Task brief -> Quote the entries in full, character for character, without their images.

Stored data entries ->
++++++++

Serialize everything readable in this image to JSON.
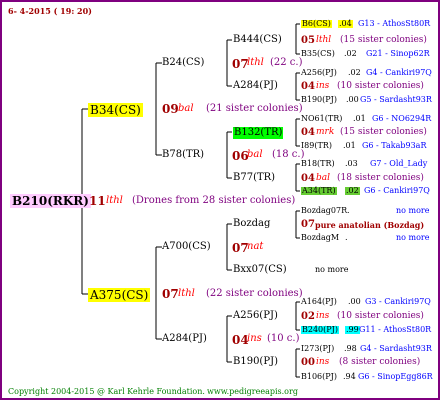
{
  "header": {
    "date": "6- 4-2015 ( 19: 20)"
  },
  "footer": {
    "copyright": "Copyright 2004-2015 @ Karl Kehrle Foundation.",
    "site": "www.pedigreeapis.org"
  },
  "root": {
    "id": "B210(RKR)",
    "year": "11",
    "breeder": "lthl",
    "note": "(Drones from 28 sister colonies)"
  },
  "gen1": [
    {
      "id": "B34(CS)",
      "year": "09",
      "breeder": "bal",
      "note": "(21 sister colonies)"
    },
    {
      "id": "A375(CS)",
      "year": "07",
      "breeder": "lthl",
      "note": "(22 sister colonies)"
    }
  ],
  "gen2": [
    {
      "id": "B24(CS)",
      "year": "07",
      "breeder": "lthl",
      "note": "(22 c.)"
    },
    {
      "id": "B78(TR)",
      "year": "06",
      "breeder": "bal",
      "note": "(18 c.)"
    },
    {
      "id": "A700(CS)",
      "year": "07",
      "breeder": "nat",
      "note": ""
    },
    {
      "id": "A284(PJ)",
      "year": "04",
      "breeder": "ins",
      "note": "(10 c.)"
    }
  ],
  "gen3": [
    {
      "id": "B444(CS)",
      "year": "05",
      "breeder": "lthl",
      "note": "(15 sister colonies)"
    },
    {
      "id": "A284(PJ)",
      "year": "04",
      "breeder": "ins",
      "note": "(10 sister colonies)"
    },
    {
      "id": "B132(TR)",
      "year": "04",
      "breeder": "mrk",
      "note": "(15 sister colonies)"
    },
    {
      "id": "B77(TR)",
      "year": "04",
      "breeder": "bal",
      "note": "(18 sister colonies)"
    },
    {
      "id": "Bozdag",
      "year": "07",
      "breeder": "pure anatolian (Bozdag)",
      "note": ""
    },
    {
      "id": "Bxx07(CS)",
      "year": "",
      "breeder": "",
      "note": "no more"
    },
    {
      "id": "A256(PJ)",
      "year": "02",
      "breeder": "ins",
      "note": "(10 sister colonies)"
    },
    {
      "id": "B190(PJ)",
      "year": "00",
      "breeder": "ins",
      "note": "(8 sister colonies)"
    }
  ],
  "gen4": [
    {
      "id": "B6(CS)",
      "num": ".04",
      "ref": "G13 - AthosSt80R"
    },
    {
      "id": "B35(CS)",
      "num": ".02",
      "ref": "G21 - Sinop62R"
    },
    {
      "id": "A256(PJ)",
      "num": ".02",
      "ref": "G4 - Cankiri97Q"
    },
    {
      "id": "B190(PJ)",
      "num": ".00",
      "ref": "G5 - Sardasht93R"
    },
    {
      "id": "NO61(TR)",
      "num": ".01",
      "ref": "G6 - NO6294R"
    },
    {
      "id": "I89(TR)",
      "num": ".01",
      "ref": "G6 - Takab93aR"
    },
    {
      "id": "B18(TR)",
      "num": ".03",
      "ref": "G7 - Old_Lady"
    },
    {
      "id": "A34(TR)",
      "num": ".02",
      "ref": "G6 - Cankiri97Q"
    },
    {
      "id": "Bozdag07R",
      "num": ".",
      "ref": "no more"
    },
    {
      "id": "BozdagM",
      "num": ".",
      "ref": "no more"
    },
    {
      "id": "A164(PJ)",
      "num": ".00",
      "ref": "G3 - Cankiri97Q"
    },
    {
      "id": "B240(PJ)",
      "num": ".99",
      "ref": "G11 - AthosSt80R"
    },
    {
      "id": "I273(PJ)",
      "num": ".98",
      "ref": "G4 - Sardasht93R"
    },
    {
      "id": "B106(PJ)",
      "num": ".94",
      "ref": "G6 - SinopEgg86R"
    }
  ]
}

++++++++

Solution ->
Serialize everything readable in this image to JSON.
{
  "header": {
    "date": "6- 4-2015 ( 19: 20)"
  },
  "footer": {
    "copyright": "Copyright 2004-2015 @ Karl Kehrle Foundation.",
    "site": "www.pedigreeapis.org"
  },
  "root": {
    "id": "B210(RKR)",
    "year": "11",
    "breeder": "lthl",
    "note": "(Drones from 28 sister colonies)"
  },
  "gen1": [
    {
      "id": "B34(CS)",
      "year": "09",
      "breeder": "bal",
      "note": "(21 sister colonies)"
    },
    {
      "id": "A375(CS)",
      "year": "07",
      "breeder": "lthl",
      "note": "(22 sister colonies)"
    }
  ],
  "gen2": [
    {
      "id": "B24(CS)",
      "year": "07",
      "breeder": "lthl",
      "note": "(22 c.)"
    },
    {
      "id": "B78(TR)",
      "year": "06",
      "breeder": "bal",
      "note": "(18 c.)"
    },
    {
      "id": "A700(CS)",
      "year": "07",
      "breeder": "nat",
      "note": ""
    },
    {
      "id": "A284(PJ)",
      "year": "04",
      "breeder": "ins",
      "note": "(10 c.)"
    }
  ],
  "gen3": [
    {
      "id": "B444(CS)",
      "year": "05",
      "breeder": "lthl",
      "note": "(15 sister colonies)"
    },
    {
      "id": "A284(PJ)",
      "year": "04",
      "breeder": "ins",
      "note": "(10 sister colonies)"
    },
    {
      "id": "B132(TR)",
      "year": "04",
      "breeder": "mrk",
      "note": "(15 sister colonies)"
    },
    {
      "id": "B77(TR)",
      "year": "04",
      "breeder": "bal",
      "note": "(18 sister colonies)"
    },
    {
      "id": "Bozdag",
      "year": "07",
      "breeder": "pure anatolian (Bozdag)",
      "note": ""
    },
    {
      "id": "Bxx07(CS)",
      "year": "",
      "breeder": "",
      "note": "no more"
    },
    {
      "id": "A256(PJ)",
      "year": "02",
      "breeder": "ins",
      "note": "(10 sister colonies)"
    },
    {
      "id": "B190(PJ)",
      "year": "00",
      "breeder": "ins",
      "note": "(8 sister colonies)"
    }
  ],
  "gen4": [
    {
      "id": "B6(CS)",
      "num": ".04",
      "ref": "G13 - AthosSt80R"
    },
    {
      "id": "B35(CS)",
      "num": ".02",
      "ref": "G21 - Sinop62R"
    },
    {
      "id": "A256(PJ)",
      "num": ".02",
      "ref": "G4 - Cankiri97Q"
    },
    {
      "id": "B190(PJ)",
      "num": ".00",
      "ref": "G5 - Sardasht93R"
    },
    {
      "id": "NO61(TR)",
      "num": ".01",
      "ref": "G6 - NO6294R"
    },
    {
      "id": "I89(TR)",
      "num": ".01",
      "ref": "G6 - Takab93aR"
    },
    {
      "id": "B18(TR)",
      "num": ".03",
      "ref": "G7 - Old_Lady"
    },
    {
      "id": "A34(TR)",
      "num": ".02",
      "ref": "G6 - Cankiri97Q"
    },
    {
      "id": "Bozdag07R",
      "num": ".",
      "ref": "no more"
    },
    {
      "id": "BozdagM",
      "num": ".",
      "ref": "no more"
    },
    {
      "id": "A164(PJ)",
      "num": ".00",
      "ref": "G3 - Cankiri97Q"
    },
    {
      "id": "B240(PJ)",
      "num": ".99",
      "ref": "G11 - AthosSt80R"
    },
    {
      "id": "I273(PJ)",
      "num": ".98",
      "ref": "G4 - Sardasht93R"
    },
    {
      "id": "B106(PJ)",
      "num": ".94",
      "ref": "G6 - SinopEgg86R"
    }
  ]
}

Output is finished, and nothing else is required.